Rather than slap a weather symbol across half the country, Dark Sky was founded on the notion of hyperlocal forecasts. So instead of telling you it’d be fairly sunny in your location all day, it reasoned you’d prefer to know if the sky was planning an imminent attempt to drown you.
What you therefore got were arresting animations: neon clouds roaming a black screen peppered with locations. “Dark Sky isn’t a general-purpose weather app,” explained the original Kickstarter. “It doesn’t give you the temperature, humidity, dew point, or windspeed. It doesn’t provide a daily forecast, or tell you what it’ll be like this weekend.”
But over time, the argument that there are “already apps for that” didn’t fly. And the latest Dark Sky is the most conventional yet. This might seem like a lightning strike to the app’s roots, but the result is impressive.
The big change for users of the previous version of Dark Sky will be the app’s newfound coherence. Navigation was always a bit quirky on the mobile version of Dark Sky, with you swiping between the map (which you couldn’t swipe back from), the day’s conditions, and the weekly outlook. All that’s gone, with the app now preferring a unified single-page scrolling view.
For the most part, this works very well. Current conditions are clearly displayed, below which you get a tiny map of the local area. Smartly, arrows indicate in which direction storms are heading, rather than you having to guess whether you’ve just had a near miss or need to grab an umbrella.
Beneath is an outlook for the next 24 hours, which is less successful. Colours neatly outline conditions (blue for rain and grey for clouds), but temperatures appear across the horizontal width of the screen. The idea is that ones further towards the right denote warmer conditions – but the information is hard to parse. Carry on scrolling and you get the weekly outlook, which works rather better in using bars to outline each day’s highs and lows.
There’s a storm coming
Tabs have been introduced, which flick you between the current conditions, a full-screen map, notifications settings (for warnings of imminent deluge, a daily forecast, or custom triggers), and local reporting. Positioning these at the foot of the screen means it’s simple to flick back and forth between tabs. Additionally, you can now swipe horizontally between up to six saved locations, rather than having to head to a specific search screen first.

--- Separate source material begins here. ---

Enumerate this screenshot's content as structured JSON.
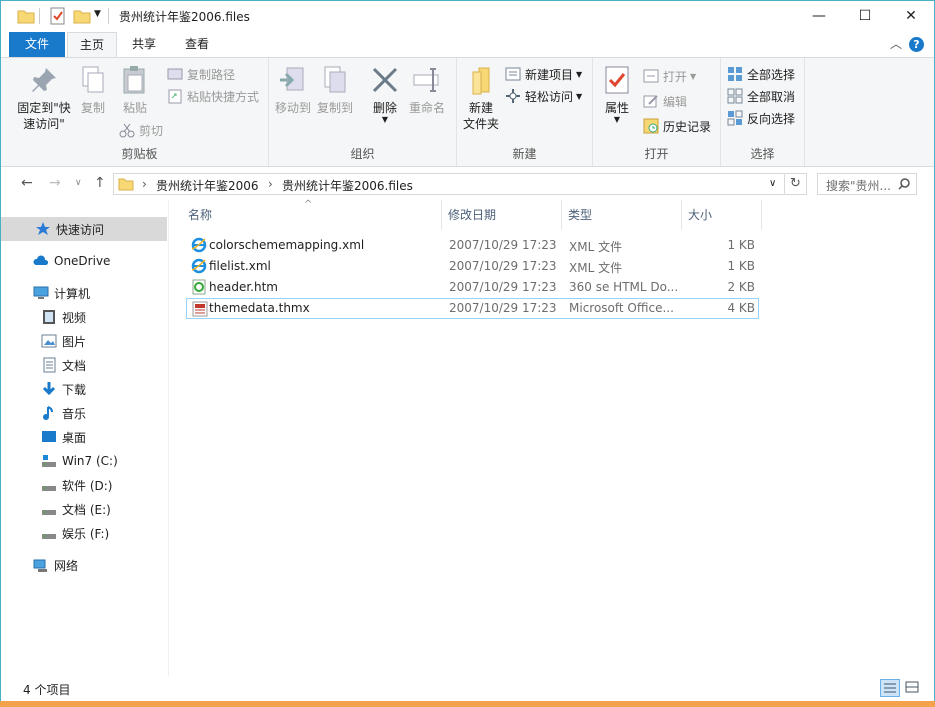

On iOS, this improves what was already an impressive app. The interface on iPad in particular is much better, with the display feeling more fully utilised, rather than you staring at acres of space. On Android, however, the app retains the subscription we griped about two years ago.
Without paying, Android users don’t get the hyperlocal bits, notifications, and widgets, thereby neutering the app. But even when splashing out, Android users get a duff deal compared to people armed with an iPhone or iPad. It’s the business model equivalent of a black cloud blotting out the sun, and sadly one that doesn’t look likely to go away any time soon.